I ran into craigslist founder Craig Newmark Wednesday night at a book party for my colleague Stephen Baker.
I asked Newmark what he thought about the state of the mass media. Newmark is a great person to ask this question since craigslist was an early disruptor of the newspaper business. His answer reinforced my growing belief that 2009 could be a watershed year for mass media, a sort of reckoning.
Why? The Great Recession will likely force more companies to finally restructure their businesses for the digital age, instead of making more of the modest, incremental changes they’ve been dribbing out for the most part over the last 10 years.
“The recession will accelerate the problems of the mass media,” said Newmark. “There are going to be some hard choices that need to be made.”
Newmark didn’t elaborate on those choices but it’s not too hard to see the options. Michael Hirschorn (who edited SPIN when it was worth reading back in the 90s) addressed this issue head-on in an interesting essay in The Atlantic about the growing problems of the New York Times.
Among the hard choices that will probably be made by more mainstream media outlets such as newspapers and magazines:
1. Digital-focused distribution. In March of 2007, IDG publication InfoWorld led the way by abandoning print distribution. Last October, the Christian Science Monitor announced it was going to become the first nationally circulated newspaper to replace its daily print edition with its Web site. The paper isn’t totally abandoning print, though. It will publish a weekly print edition. Expect more papers and mags to go digital.
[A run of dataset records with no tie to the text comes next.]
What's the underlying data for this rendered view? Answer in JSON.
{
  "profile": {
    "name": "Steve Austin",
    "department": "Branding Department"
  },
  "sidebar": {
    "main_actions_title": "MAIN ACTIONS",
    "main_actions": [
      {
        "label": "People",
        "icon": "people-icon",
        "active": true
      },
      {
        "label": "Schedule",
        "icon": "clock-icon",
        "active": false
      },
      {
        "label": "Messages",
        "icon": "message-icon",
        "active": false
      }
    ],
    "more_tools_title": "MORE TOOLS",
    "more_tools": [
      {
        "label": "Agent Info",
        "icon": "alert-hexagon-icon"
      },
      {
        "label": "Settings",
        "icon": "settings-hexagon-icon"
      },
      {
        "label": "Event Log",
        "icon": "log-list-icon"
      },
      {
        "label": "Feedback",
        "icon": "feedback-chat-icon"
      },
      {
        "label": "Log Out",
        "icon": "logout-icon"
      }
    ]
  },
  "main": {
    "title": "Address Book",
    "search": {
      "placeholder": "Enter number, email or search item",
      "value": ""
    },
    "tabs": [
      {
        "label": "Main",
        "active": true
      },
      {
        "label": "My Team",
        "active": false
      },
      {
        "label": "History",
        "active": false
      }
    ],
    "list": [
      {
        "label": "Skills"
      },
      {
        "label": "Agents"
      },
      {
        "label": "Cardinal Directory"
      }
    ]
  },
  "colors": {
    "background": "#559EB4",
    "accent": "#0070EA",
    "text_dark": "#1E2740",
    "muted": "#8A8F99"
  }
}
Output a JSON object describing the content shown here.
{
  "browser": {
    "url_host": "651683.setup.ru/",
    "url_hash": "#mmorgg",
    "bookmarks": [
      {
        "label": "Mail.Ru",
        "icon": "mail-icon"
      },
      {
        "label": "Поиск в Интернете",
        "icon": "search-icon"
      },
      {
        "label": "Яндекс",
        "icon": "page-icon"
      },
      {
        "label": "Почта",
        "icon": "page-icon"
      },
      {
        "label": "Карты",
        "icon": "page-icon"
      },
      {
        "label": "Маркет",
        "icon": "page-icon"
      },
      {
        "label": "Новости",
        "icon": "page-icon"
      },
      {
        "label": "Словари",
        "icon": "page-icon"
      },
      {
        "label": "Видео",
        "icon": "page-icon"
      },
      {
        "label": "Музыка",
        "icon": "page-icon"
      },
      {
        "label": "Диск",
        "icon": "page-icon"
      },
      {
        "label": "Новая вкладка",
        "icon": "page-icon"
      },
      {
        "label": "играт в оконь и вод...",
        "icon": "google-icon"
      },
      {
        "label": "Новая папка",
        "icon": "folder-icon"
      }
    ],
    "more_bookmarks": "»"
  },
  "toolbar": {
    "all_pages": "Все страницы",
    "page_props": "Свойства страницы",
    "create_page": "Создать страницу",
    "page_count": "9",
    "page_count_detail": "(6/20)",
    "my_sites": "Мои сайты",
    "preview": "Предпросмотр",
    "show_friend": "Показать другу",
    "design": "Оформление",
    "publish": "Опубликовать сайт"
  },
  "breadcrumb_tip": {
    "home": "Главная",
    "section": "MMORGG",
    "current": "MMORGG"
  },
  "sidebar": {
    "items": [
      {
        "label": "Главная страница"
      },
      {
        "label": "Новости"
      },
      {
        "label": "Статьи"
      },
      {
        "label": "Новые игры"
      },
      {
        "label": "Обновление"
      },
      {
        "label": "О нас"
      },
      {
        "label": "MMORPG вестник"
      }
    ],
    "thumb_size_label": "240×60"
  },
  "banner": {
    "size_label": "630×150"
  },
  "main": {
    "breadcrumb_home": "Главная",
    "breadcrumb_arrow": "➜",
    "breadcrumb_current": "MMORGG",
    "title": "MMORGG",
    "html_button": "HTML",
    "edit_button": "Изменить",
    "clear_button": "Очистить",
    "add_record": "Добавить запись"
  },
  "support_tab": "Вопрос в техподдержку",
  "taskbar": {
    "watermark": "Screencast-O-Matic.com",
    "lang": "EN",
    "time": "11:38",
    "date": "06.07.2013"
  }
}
2. More aggregation. The open nature of the Web has undermined the value of original reporting to a certain extent since readers can access much of that content for free across multiple places. As a result, more media outlets will retreat from areas they don’t consider essential. Intead of original reporting, editors will filter the Web and serve up the most relevant links, much like the Huffington Post does, or many other blogs.
3. More journalistic outsourcing: To make up for the inevitable staff cuts that are coming, more media companies will outsource reporting to blogs and other new media companies. The New York Times recently announced syndication deals with several blogs, including VentureBeat, Read/Write Web and the GigaOm network. The popular politics blog Politico is delivering content to many newspapers now, including the Philadelphia Inquirer, the Denver Post and the Atlanta Journal-Constitution.
Of all the changes, this is probably the most hopeful since it will lead to more investment in new media journalism. This will be crucial since the decline of the mainstream media–at least in the short term–will damage the press’s ability to serve as a foundation of democracy.